Johnny Murtagh drives Definightly to a narrow victory in the Sapphire Stakes at The Curragh on Saturday.
Although he could only manage second place behind Camelot in the Irish Derby at The Curragh on Saturday evening, Bohermeen jockey Johnny Murtagh enjoyed a good weekend at the Kildare track and was also able to celebrate Meath's Leinster SFC victory over the Lilywhites on Sunday evening.
Murtagh was on board the John Oxx-trained Hartani which completed a hat-trick when landing the group three Curragh Cup on Sunday having previously won twice at Tipperary.
Hartani stayed on strongly for a comfortable win over six-in-a-row-chasing Midnight Soprano which was sent off at 2/1 favourite.
Murtagh's mount could target the Irish or English St Leger later in the season.
Moynalty jockey Declan McDonogh was also in the winners' enclosure on Sunday with the Jimmy Coogan-trained Winning Impact which could be Galway bound if the ground stays soft.
Murtagh landed the Sapphire Stakes on Saturday, another group three contest, when he partnered the well-supported English-trained Definightly to victory as he completed a double on the day.
Murtagh pounced to win the race after Judge 'N Jury drifted to his right in the final furlong Definightly prevailed by half a length.

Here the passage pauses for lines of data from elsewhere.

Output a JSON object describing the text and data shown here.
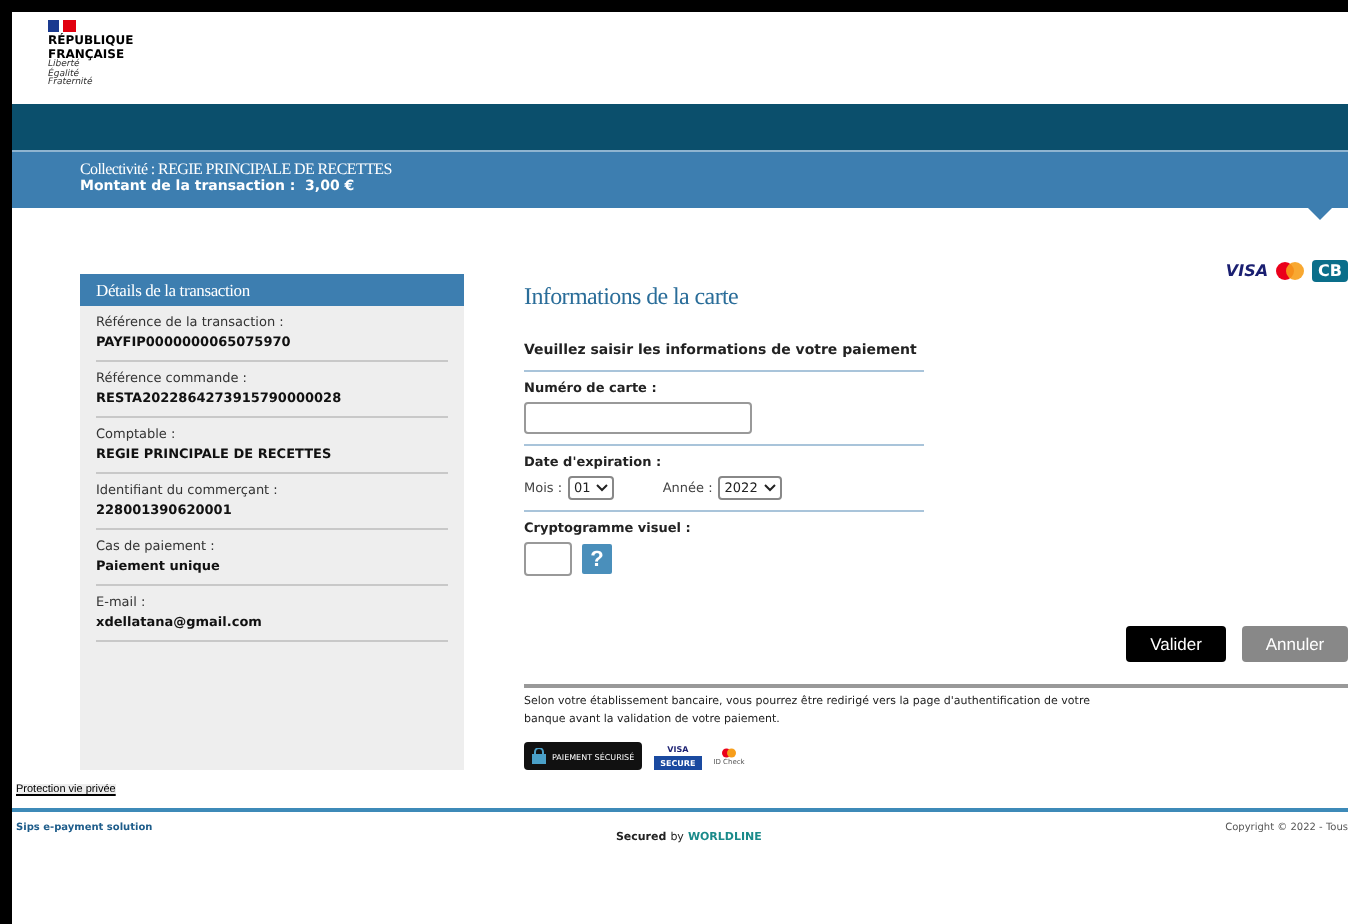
{
  "header": {
    "logo_lines": [
      "RÉPUBLIQUE",
      "FRANÇAISE"
    ],
    "motto": [
      "Liberté",
      "Égalité",
      "Fraternité"
    ]
  },
  "banner": {
    "collectivite": "Collectivité : REGIE PRINCIPALE DE RECETTES",
    "montant_label": "Montant de la transaction :",
    "montant": "3,00 €"
  },
  "details": {
    "title": "Détails de la transaction",
    "items": [
      {
        "label": "Référence de la transaction :",
        "value": "PAYFIP0000000065075970"
      },
      {
        "label": "Référence commande :",
        "value": "RESTA2022864273915790000028"
      },
      {
        "label": "Comptable :",
        "value": "REGIE PRINCIPALE DE RECETTES"
      },
      {
        "label": "Identifiant du commerçant :",
        "value": "228001390620001"
      },
      {
        "label": "Cas de paiement :",
        "value": "Paiement unique"
      },
      {
        "label": "E-mail :",
        "value": "xdellatana@gmail.com"
      }
    ]
  },
  "card_form": {
    "title": "Informations de la carte",
    "card_brands": [
      "VISA",
      "CB"
    ],
    "instruction": "Veuillez saisir les informations de votre paiement",
    "card_number_label": "Numéro de carte :",
    "expiry_label": "Date d'expiration :",
    "month_label": "Mois :",
    "month": "01",
    "year_label": "Année :",
    "year": "2022",
    "cvv_label": "Cryptogramme visuel :",
    "help_button": "?"
  },
  "buttons": [
    {
      "label": "Valider",
      "kind": "primary"
    },
    {
      "label": "Annuler",
      "kind": "secondary"
    }
  ],
  "notice": "Selon votre établissement bancaire, vous pourrez être redirigé vers la page d'authentification de votre banque avant la validation de votre paiement.",
  "badges": {
    "secure": "PAIEMENT SÉCURISÉ",
    "visa": "VISA",
    "visa_sub": "SECURE",
    "idcheck": "ID Check"
  },
  "privacy_link": "Protection vie privée",
  "footer": {
    "left": "Sips e-payment solution",
    "secured": "Secured",
    "by": "by",
    "brand": "WORLDLINE",
    "copyright": "Copyright © 2022 - Tous"
  }
}
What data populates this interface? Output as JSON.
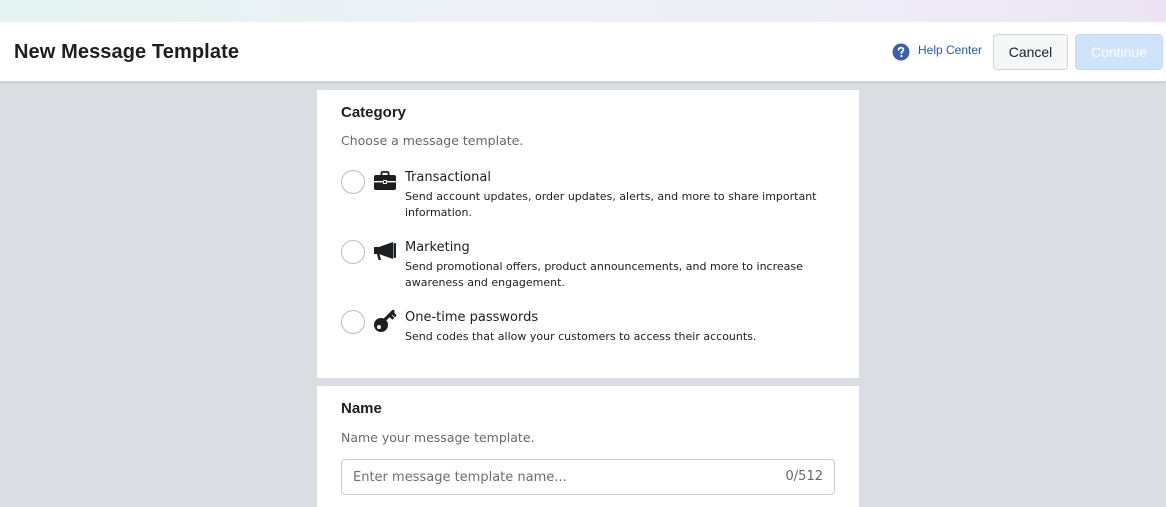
{
  "header": {
    "title": "New Message Template",
    "help_label": "Help Center",
    "help_icon": "question-circle-icon",
    "cancel_label": "Cancel",
    "continue_label": "Continue"
  },
  "category": {
    "title": "Category",
    "subtitle": "Choose a message template.",
    "options": [
      {
        "label": "Transactional",
        "description": "Send account updates, order updates, alerts, and more to share important information.",
        "icon": "briefcase-icon",
        "selected": false
      },
      {
        "label": "Marketing",
        "description": "Send promotional offers, product announcements, and more to increase awareness and engagement.",
        "icon": "megaphone-icon",
        "selected": false
      },
      {
        "label": "One-time passwords",
        "description": "Send codes that allow your customers to access their accounts.",
        "icon": "key-icon",
        "selected": false
      }
    ]
  },
  "name": {
    "title": "Name",
    "subtitle": "Name your message template.",
    "placeholder": "Enter message template name...",
    "value": "",
    "char_count": "0/512"
  },
  "colors": {
    "accent": "#1f5cb8",
    "continue_disabled": "#cfe3fa",
    "background": "#dadde1"
  }
}
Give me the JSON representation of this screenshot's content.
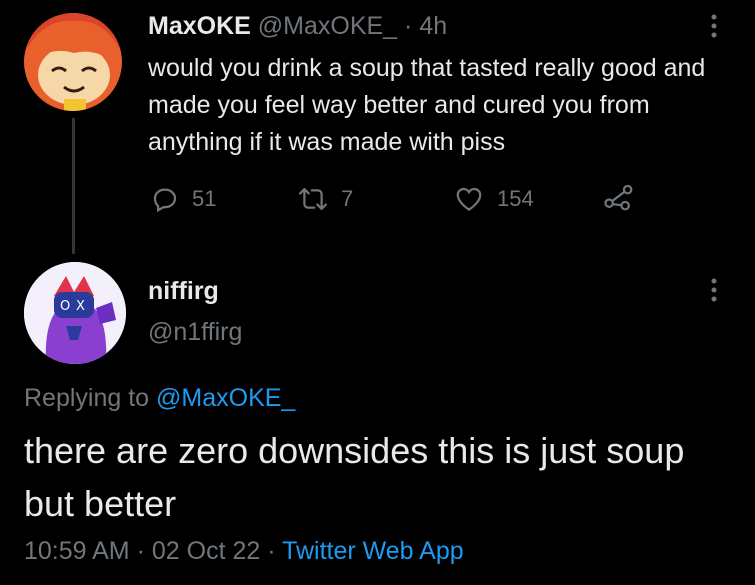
{
  "tweet": {
    "author_name": "MaxOKE",
    "author_handle": "@MaxOKE_",
    "separator": "·",
    "age": "4h",
    "text": "would you drink a soup that tasted really good and made you feel way better and cured you from anything if it was made with piss",
    "reply_count": "51",
    "retweet_count": "7",
    "like_count": "154"
  },
  "reply": {
    "author_name": "niffirg",
    "author_handle": "@n1ffirg",
    "replying_prefix": "Replying to",
    "replying_handle": "@MaxOKE_",
    "text": "there are zero downsides this is just soup but better",
    "time": "10:59 AM",
    "date": "02 Oct 22",
    "separator": "·",
    "source": "Twitter Web App"
  },
  "icons": [
    "reply-icon",
    "retweet-icon",
    "like-icon",
    "share-icon",
    "more-icon"
  ],
  "colors": {
    "background": "#000000",
    "text": "#e7e9ea",
    "muted": "#71767b",
    "link": "#1d9bf0"
  }
}
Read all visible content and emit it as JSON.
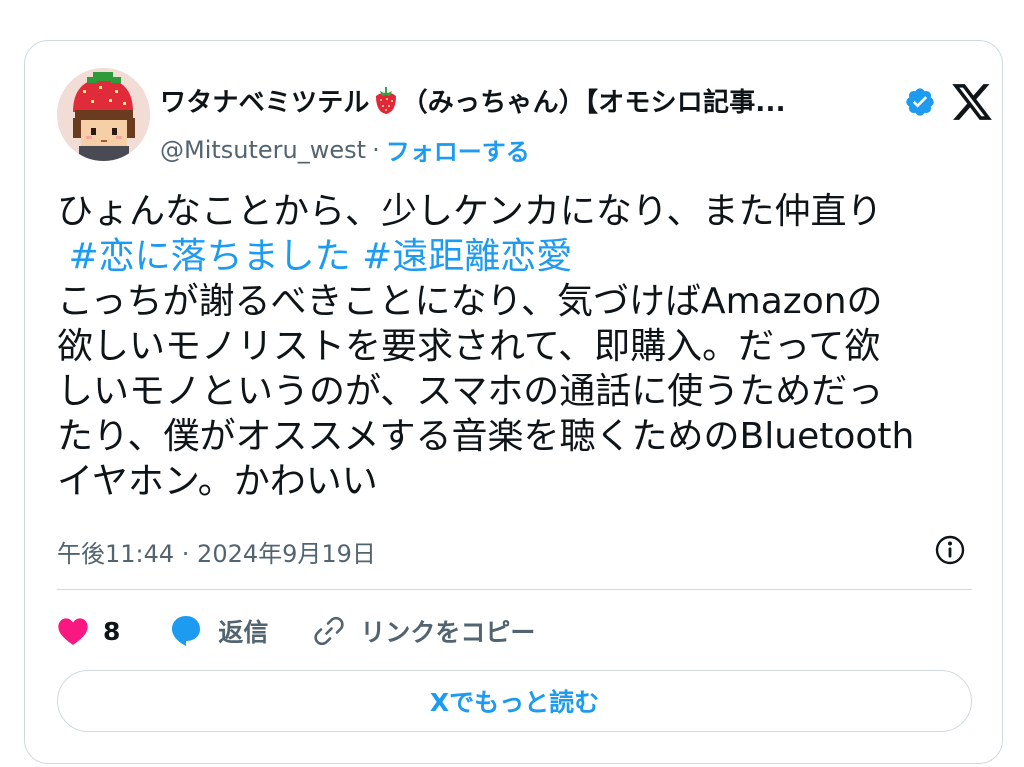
{
  "author": {
    "name_prefix": "ワタナベミツテル",
    "name_suffix": "（みっちゃん）【オモシロ記事...",
    "handle": "@Mitsuteru_west",
    "separator": "·",
    "follow_label": "フォローする",
    "verified": true
  },
  "tweet": {
    "line1": "ひょんなことから、少しケンカになり、また仲直り",
    "hashtag1": "#恋に落ちました",
    "hashtag2": "#遠距離恋愛",
    "body_lines": [
      "こっちが謝るべきことになり、気づけばAmazonの",
      "欲しいモノリストを要求されて、即購入。だって欲",
      "しいモノというのが、スマホの通話に使うためだっ",
      "たり、僕がオススメする音楽を聴くためのBluetooth",
      "イヤホン。かわいい"
    ]
  },
  "meta": {
    "timestamp": "午後11:44 · 2024年9月19日"
  },
  "actions": {
    "like_count": "8",
    "reply_label": "返信",
    "copy_link_label": "リンクをコピー"
  },
  "read_more_label": "Xでもっと読む",
  "colors": {
    "accent": "#1d9bf0",
    "like": "#f91880",
    "border": "#cfd9de",
    "secondary_text": "#536471"
  },
  "icons": [
    "strawberry-emoji-icon",
    "verified-badge-icon",
    "x-logo-icon",
    "info-icon",
    "heart-icon",
    "reply-bubble-icon",
    "link-icon"
  ]
}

The Meath jockey also won on Sharestan which had too much class for his five rivals.
Murtagh made a good start to the weekend when he won the opening maiden on Friday with the Aga Khan-owned newcomer Sinaniya.
Curragh manager Paul Hensey was pleased with the first Irish Derby to be run on a Saturday evening as more than 22,300 patrons flocked through the turnstiles.
After the racing on Saturday there was a live performance from ex-Boyzone star Ronan Keating.
"I think considering the inclement weather and everything, that has to go down as a success as there is no doubt the weather had an effect on the number of walk-ups we got on the day," commented the racecourse manager.
"We obviously had Ronan Keating on after racing as well and that kept the crowds in and allowed them to disperse gradually, so all in all I think the concept worked well," he added.